So says Mark Cuban. Now, I’m typically a big Cuban fan. But I’m looking at an AdAge report on his remarks from yesterday’s Cable Telecommunications Association for Marketing (CTAM) Summit, and I’m a little puzzled.
Speaking at the Cable Telecommunications Association for Marketing (CTAM) Summit in Washington yesterday, Mr. Cuban declared “the Internet is dead” in an otherwise subdued panel that included executives such as ESPN President George Bodenheimer and Time Warner Cable CEO Glenn Britt.The real growth medium is the “intranet,” otherwise defined as the on-demand and digital video-recording platforms provided by cable companies. “There’s less restriction on the intranet, it’s like your own corporate network for all the cable networks and even wireless,” he elaborated in an interview after the panel. “It’s all locally driven anyways. It has a true neighborhood feel. If I’m in Dallas and I’m on Time Warner Cable, I want localized content.”
Mr. Cuban views the TV as the real computer, citing the decline in sales of desktop computers as a direct result of where media consumption is moving. “All that [content] is moving to the TV. What’s the difference between a PC and a TV? Nothing.” Social networking and user-generated content are all the rage for Web 2.0, but there’s “nothing on the horizon” from a content perspective, he said (apparently glossing over the looming launches of NBC and News Corp.’s NewCo web-video venture and Joost). Broadband video, according to Mr. Cuban, has “stopped growing.”
There’s a lot to try and parse here, and I wonder if his views would be clearer if I’d heard the entirety of his remarks.
In any case, his concept of “intranet” seems to refer to a proprietary content dump where there’s not much community or interaction. People want “neighborhood,” and neighborhood is about local and content.

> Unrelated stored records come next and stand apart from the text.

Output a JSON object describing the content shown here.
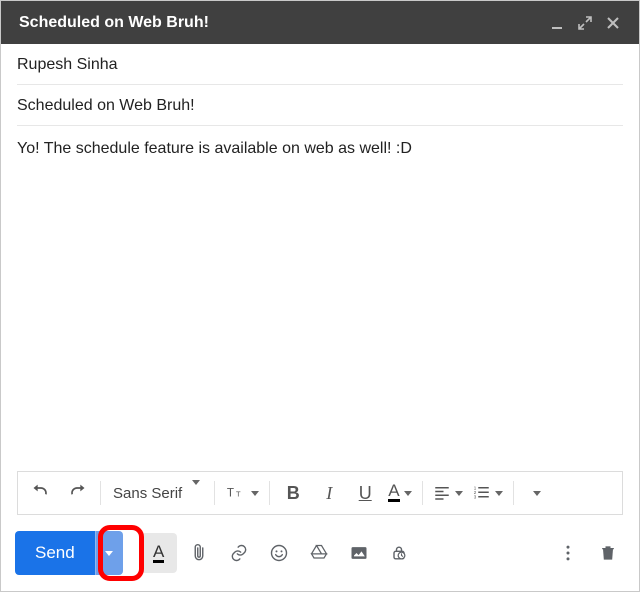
{
  "header": {
    "title": "Scheduled on Web Bruh!"
  },
  "recipients": "Rupesh Sinha",
  "subject": "Scheduled on Web Bruh!",
  "body": "Yo! The schedule feature is available on web as well! :D",
  "format_toolbar": {
    "font_family": "Sans Serif"
  },
  "actions": {
    "send_label": "Send"
  }
}
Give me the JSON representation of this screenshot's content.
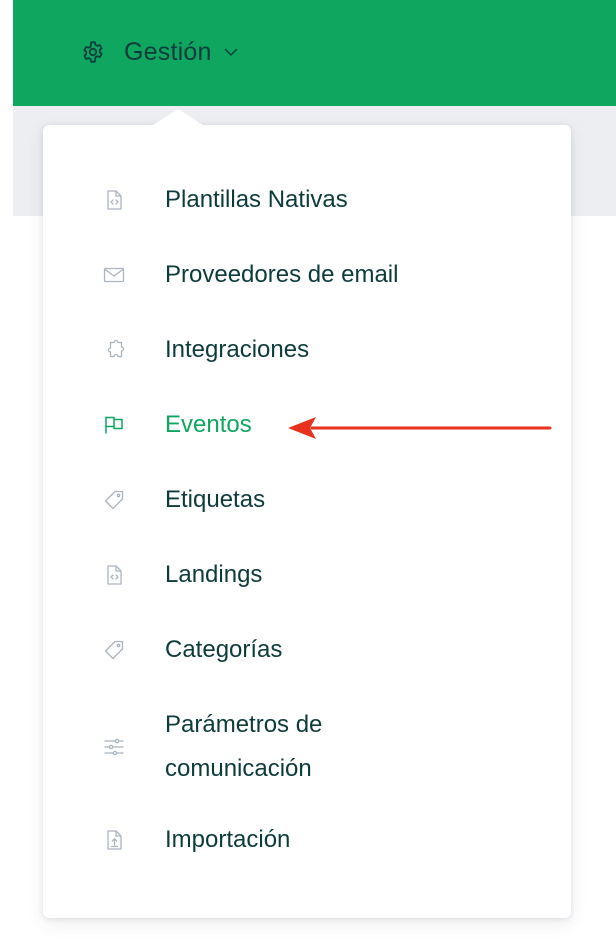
{
  "header": {
    "menu_label": "Gestión",
    "icon": "gear-icon",
    "background_color": "#0fa65f"
  },
  "dropdown": {
    "active_item": "Eventos",
    "items": [
      {
        "label": "Plantillas Nativas",
        "icon": "code-file-icon"
      },
      {
        "label": "Proveedores de email",
        "icon": "envelope-icon"
      },
      {
        "label": "Integraciones",
        "icon": "puzzle-icon"
      },
      {
        "label": "Eventos",
        "icon": "flag-icon"
      },
      {
        "label": "Etiquetas",
        "icon": "tag-icon"
      },
      {
        "label": "Landings",
        "icon": "code-file-icon"
      },
      {
        "label": "Categorías",
        "icon": "tag-icon"
      },
      {
        "label": "Parámetros de comunicación",
        "label_line1": "Parámetros de",
        "label_line2": "comunicación",
        "icon": "sliders-icon"
      },
      {
        "label": "Importación",
        "icon": "upload-file-icon"
      }
    ]
  },
  "colors": {
    "text": "#0d3b3c",
    "active": "#0fa65f",
    "icon": "#aab4bf",
    "annotation_arrow": "#e8321e"
  }
}
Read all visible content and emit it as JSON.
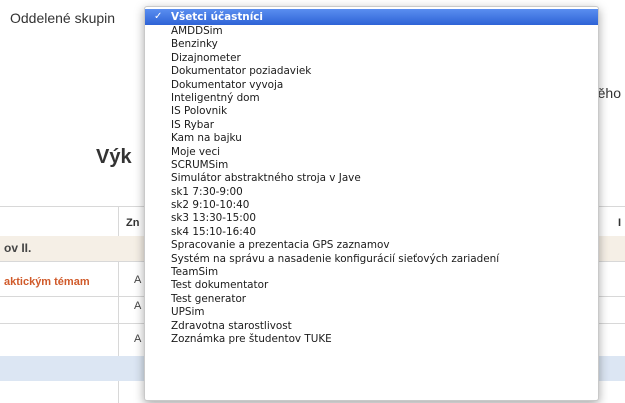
{
  "page": {
    "group_label": "Oddelené skupin",
    "right_snippet": "ěho",
    "heading": "Výk",
    "table": {
      "header_fragments": [
        "Zn",
        "I"
      ],
      "group_row_label": "ov II.",
      "topic_link": "aktickým témam",
      "cell_a": [
        "A",
        "A",
        "A"
      ]
    }
  },
  "dropdown": {
    "selected_index": 0,
    "options": [
      "Všetci účastníci",
      "AMDDSim",
      "Benzinky",
      "Dizajnometer",
      "Dokumentator poziadaviek",
      "Dokumentator vyvoja",
      "Inteligentný dom",
      "IS Polovnik",
      "IS Rybar",
      "Kam na bajku",
      "Moje veci",
      "SCRUMSim",
      "Simulátor abstraktného stroja v Jave",
      "sk1 7:30-9:00",
      "sk2 9:10-10:40",
      "sk3 13:30-15:00",
      "sk4 15:10-16:40",
      "Spracovanie a prezentacia GPS zaznamov",
      "Systém na správu a nasadenie konfigurácií sieťových zariadení",
      "TeamSim",
      "Test dokumentator",
      "Test generator",
      "UPSim",
      "Zdravotna starostlivost",
      "Zoznámka pre študentov TUKE"
    ]
  },
  "colors": {
    "selection": "#2e63d6",
    "link": "#d05a2a",
    "group_row": "#f5efe6",
    "highlight_row": "#dce6f3"
  },
  "icons": [
    "checkmark-icon"
  ]
}
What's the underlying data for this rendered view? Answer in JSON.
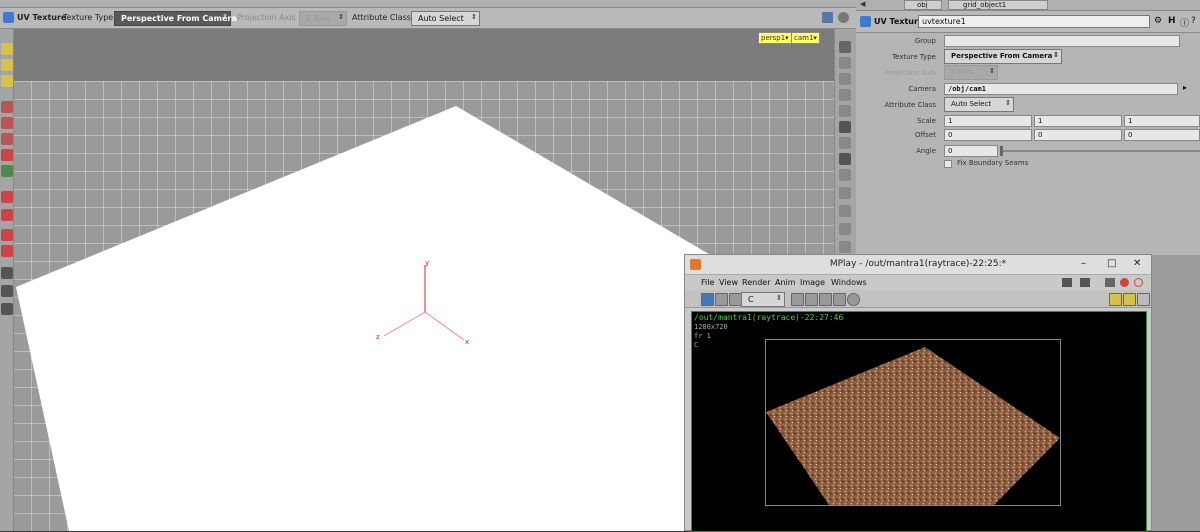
{
  "viewer_toolbar": {
    "node_label": "UV Texture",
    "texture_type_label": "Texture Type",
    "texture_type_value": "Perspective From Camera",
    "projection_axis_label": "Projection Axis",
    "projection_axis_value": "Z Axis",
    "attribute_class_label": "Attribute Class",
    "attribute_class_value": "Auto Select"
  },
  "viewport": {
    "camera_menu": "persp1",
    "cam_menu": "cam1",
    "axis_labels": {
      "y": "y",
      "x": "x",
      "z": "z"
    }
  },
  "param_header": {
    "path": "obj",
    "node": "grid_object1"
  },
  "params": {
    "node_type": "UV Texture",
    "node_name": "uvtexture1",
    "group_label": "Group",
    "group_value": "",
    "texture_type_label": "Texture Type",
    "texture_type_value": "Perspective From Camera",
    "projection_axis_label": "Projection Axis",
    "projection_axis_value": "Z Axis",
    "camera_label": "Camera",
    "camera_value": "/obj/cam1",
    "attribute_class_label": "Attribute Class",
    "attribute_class_value": "Auto Select",
    "scale_label": "Scale",
    "scale_values": [
      "1",
      "1",
      "1"
    ],
    "offset_label": "Offset",
    "offset_values": [
      "0",
      "0",
      "0"
    ],
    "angle_label": "Angle",
    "angle_value": "0",
    "fix_seams_label": "Fix Boundary Seams"
  },
  "mplay": {
    "title": "MPlay - /out/mantra1(raytrace)-22:25:*",
    "menus": [
      "File",
      "View",
      "Render",
      "Anim",
      "Image",
      "Windows"
    ],
    "channel_value": "C",
    "overlay_line1": "/out/mantra1(raytrace)-22:27:46",
    "overlay_line2": "1280x720",
    "overlay_line3": "fr 1",
    "overlay_line4": "C"
  }
}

Well, sure, to some degree, but I’m trying to think of a major development or trend in the online world that doesn’t argue his point. For one thing, he seems to be arguing this as an either/or proposition when it isn’t – I can have the length and breadth and depth of my Web 2.0 and whatever proprietary networks he’s talking about. Further, he mentions user-generated content, but in saying there’s no new content driver on the horizon he seems to have assumed that UGC has … peaked? Stopped? Fascinating perspective, that, and potentially the most incorrect he’s ever been about anything in his life. UGC looks like a massive growth area online, and then we might want to think about what happens when we fully hitch mobile to these 2.0/social media drivers. This is something Cuban clearly hasn’t pondered – to the extent that you’re looking past the Internet and seeing television as the next big thing, you’ve marched the whole band down a blind alley.
When all is said and done, social media are essentially about transforming the Internet into something like what I think Cuban means by “intranet” (although I may be completely off here). Maybe this results from the degree to which the Net has penetrated our social lives. Max Kalehoff is certainly being a bit cutesy in declaring the “user” dead, but underneath the “hey, look over here!” is a legitimate point. As “using” the internet becomes a ubiquitous exercise, the term “using” ceases to have meaning – the medium is nearly fully integrated into our lives, and at that point user becomes synonymous with “person.” After all, there aren’t any people who are “users” of air, right?
As I say, his thinking might make a lot more sense to me if I’d been there to hear all he had to say. Or maybe we caught him on a muddled day. Hard to say – I’d love to see a vid or a transcript.
In any case, while these are the pronouncements of an iconoclast, they’re not those of a visionary.